One of his most influential works, The Presidential Constitution of Nigeria, delved into the complexities of Nigeria’s constitutional structure, drawing attention to issues of federalism, decentralization, and the balance of power. Nwabueze’s insights and recommendations have guided discussions on constitutional reforms in Nigeria for decades, serving as a blueprint for the country’s path towards a more just and equitable society and governance structure.

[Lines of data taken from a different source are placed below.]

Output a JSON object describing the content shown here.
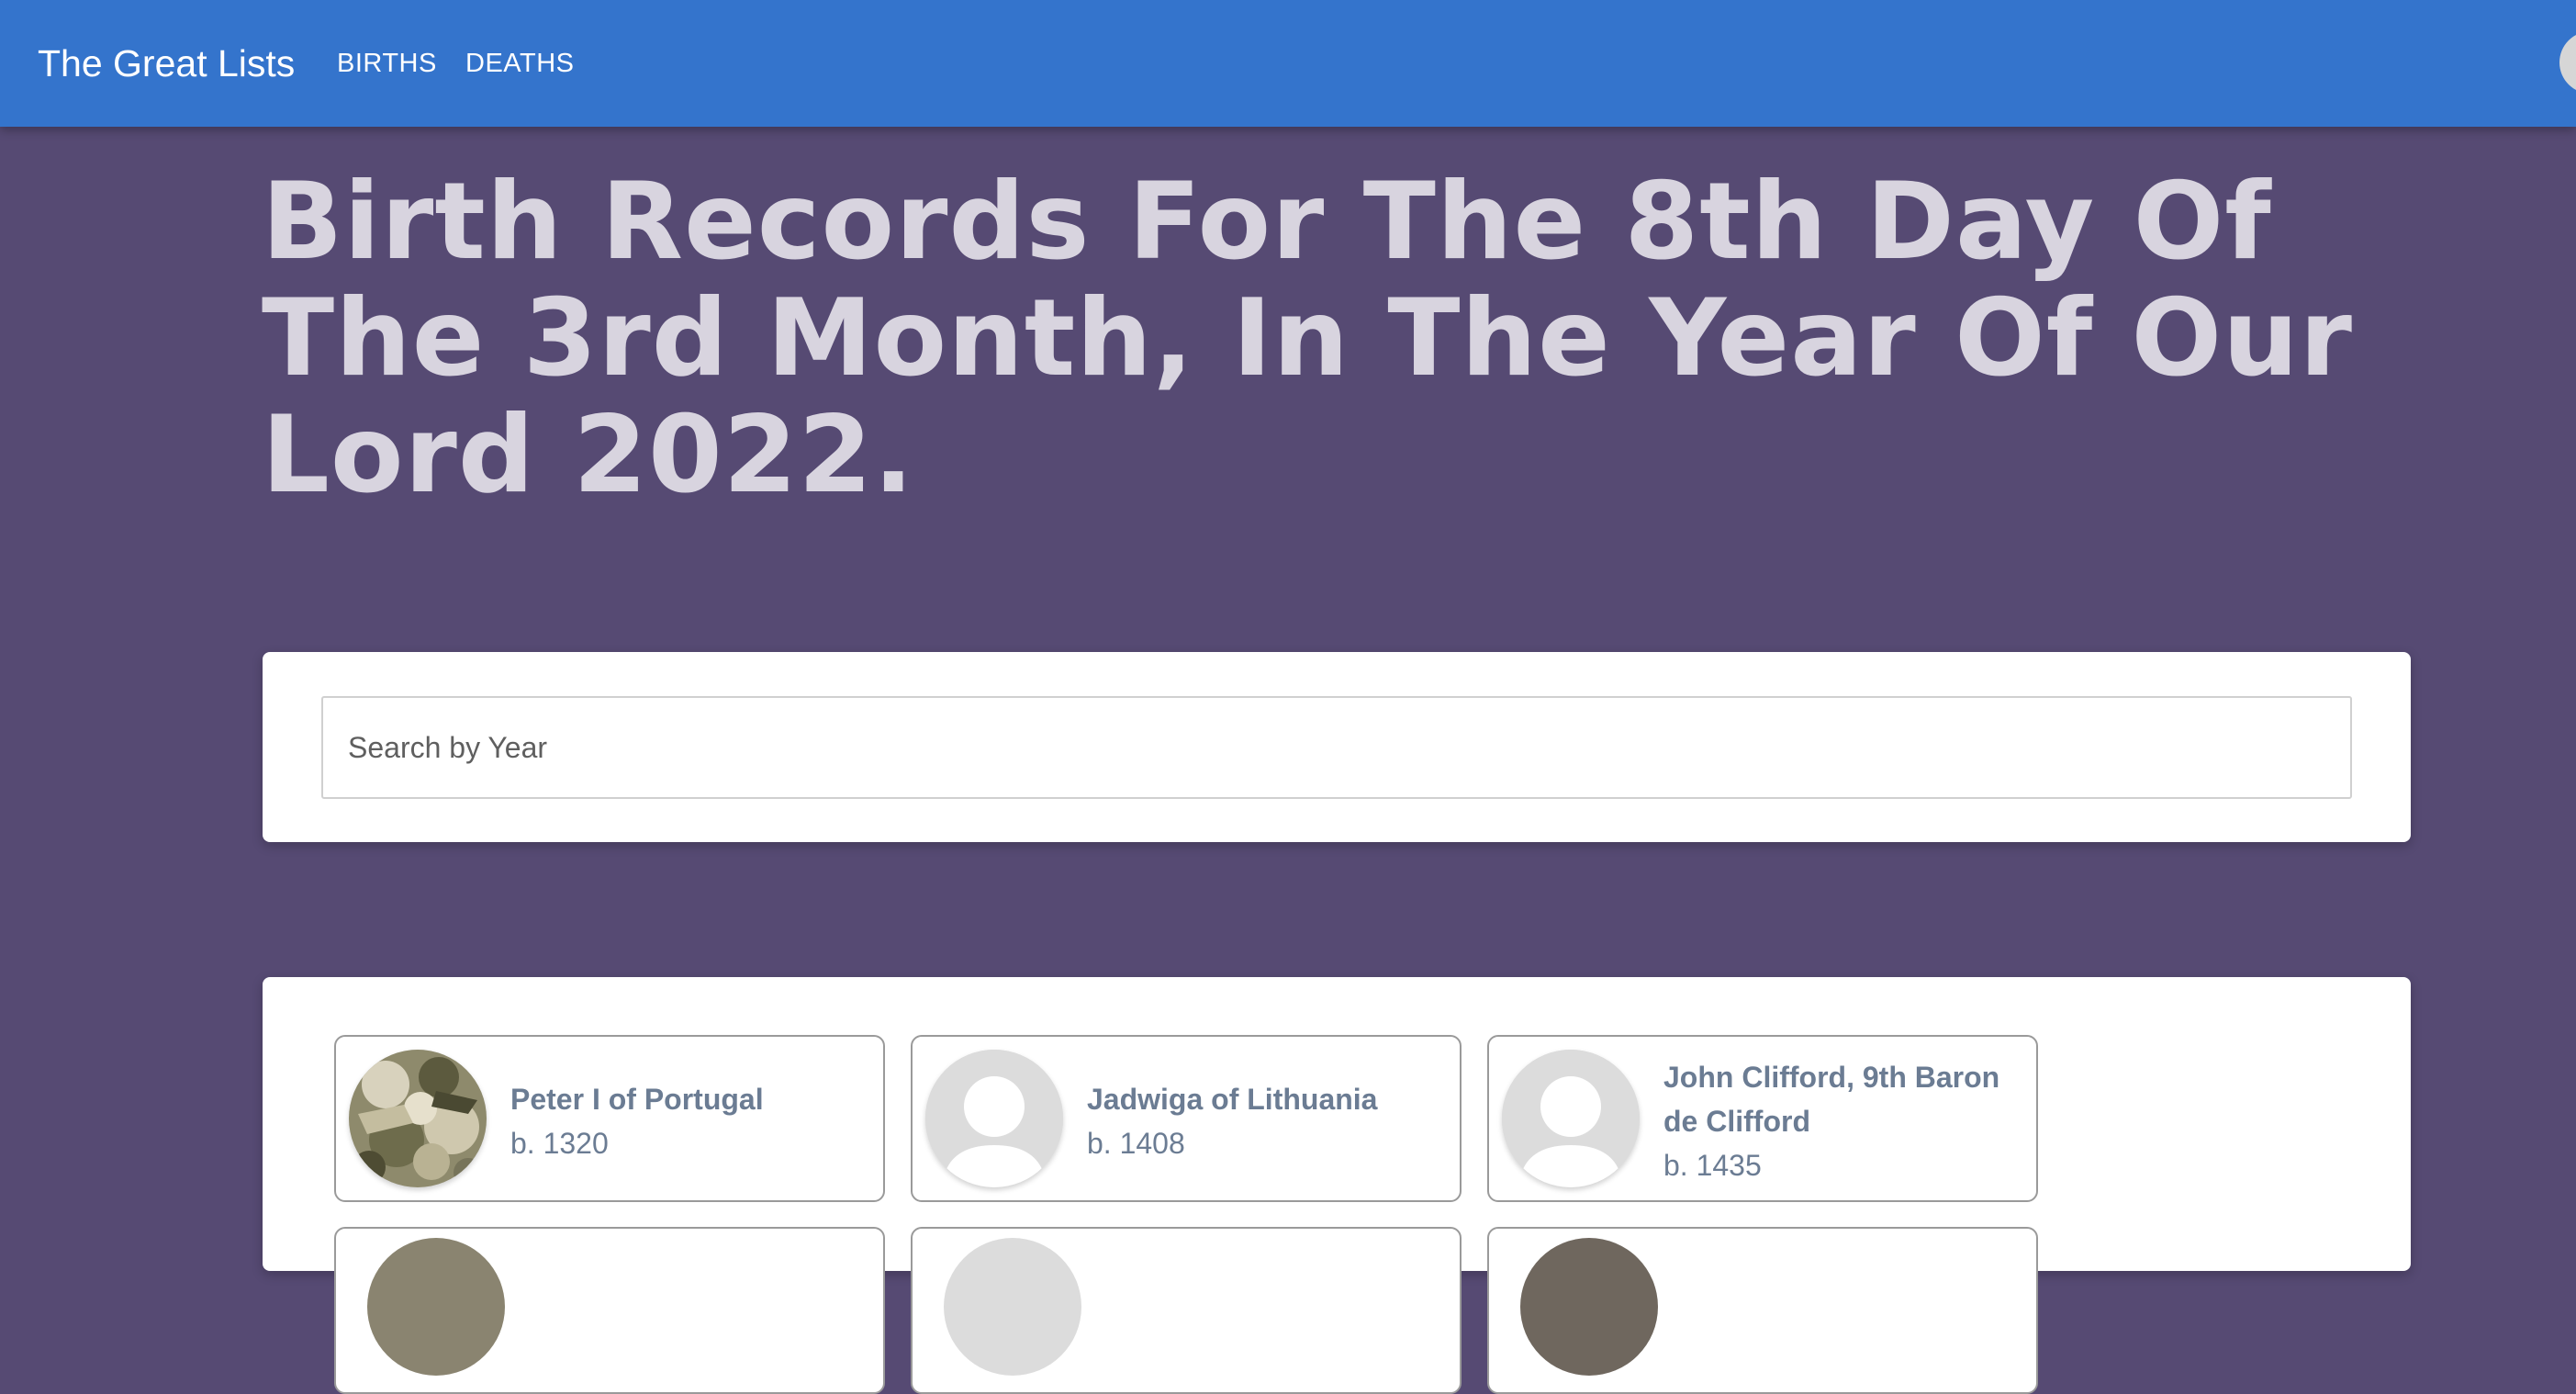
{
  "navbar": {
    "brand": "The Great Lists",
    "links": [
      {
        "label": "BIRTHS"
      },
      {
        "label": "DEATHS"
      }
    ]
  },
  "page": {
    "title": "Birth Records For The 8th Day Of The 3rd Month, In The Year Of Our Lord 2022."
  },
  "search": {
    "placeholder": "Search by Year",
    "value": ""
  },
  "results": [
    {
      "name": "Peter I of Portugal",
      "born": "b. 1320",
      "avatar": "portrait-photo"
    },
    {
      "name": "Jadwiga of Lithuania",
      "born": "b. 1408",
      "avatar": "default-user-icon"
    },
    {
      "name": "John Clifford, 9th Baron de Clifford",
      "born": "b. 1435",
      "avatar": "default-user-icon"
    }
  ],
  "colors": {
    "navbar": "#3474cc",
    "background": "#564a73",
    "title": "#d8d4df",
    "person_text": "#6b7c93"
  }
}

In addition to his academic writings, Professor Nwabueze was an active participant in legal reform and advocacy. He served on numerous government committees and panels, providing his expert input on various legal and constitutional issues. His contributions to the development of Nigeria’s legal system were not only profound but also instrumental in shaping the nation’s legal landscape.
Seekers of light would also listen to Dr. Chidi Anselm Odinkalu, a distinguished, US-based professor of Law, who in The life, loves and adventures of Obiefuna Benjamin Nwabueze wrote thus:
In July 2013, Akunnia Obiefuna Benjamin Nwabueze, the extraordinary scholar, teacher, lawyer, winner of the Nigerian National Order of Merit (NNOM), and Senior Advocate of Nigeria (SAN), applied to the Almighty for another five years on earth. In keeping with the record of a man in whose life Providence appears to have been both present and generous, he received double the time he asked for, living another ten years…At the time of his passing at the end of October 2023, Nwabueze was the most senior lawyer in Nigeria. With a scholarly output that included over 30 books, 100 conference keynotes, and over 200 peer-reviewed scientific articles, he was probably also the most prolific and influential legal scholar out of Africa. Published between 1973 and 1977, his trilogy on Constitutionalism in the Emergent States, Presidentialism in Commonwealth Africa, and Judicialism in Commonwealth Africa reshaped the study and understanding of public law after colonialism.
***Chuks Iloegbunam is the author of The Promise of a New Era, the biography of Mr. Peter Obi.
-November 08, 2023 @ 13:38 GMT |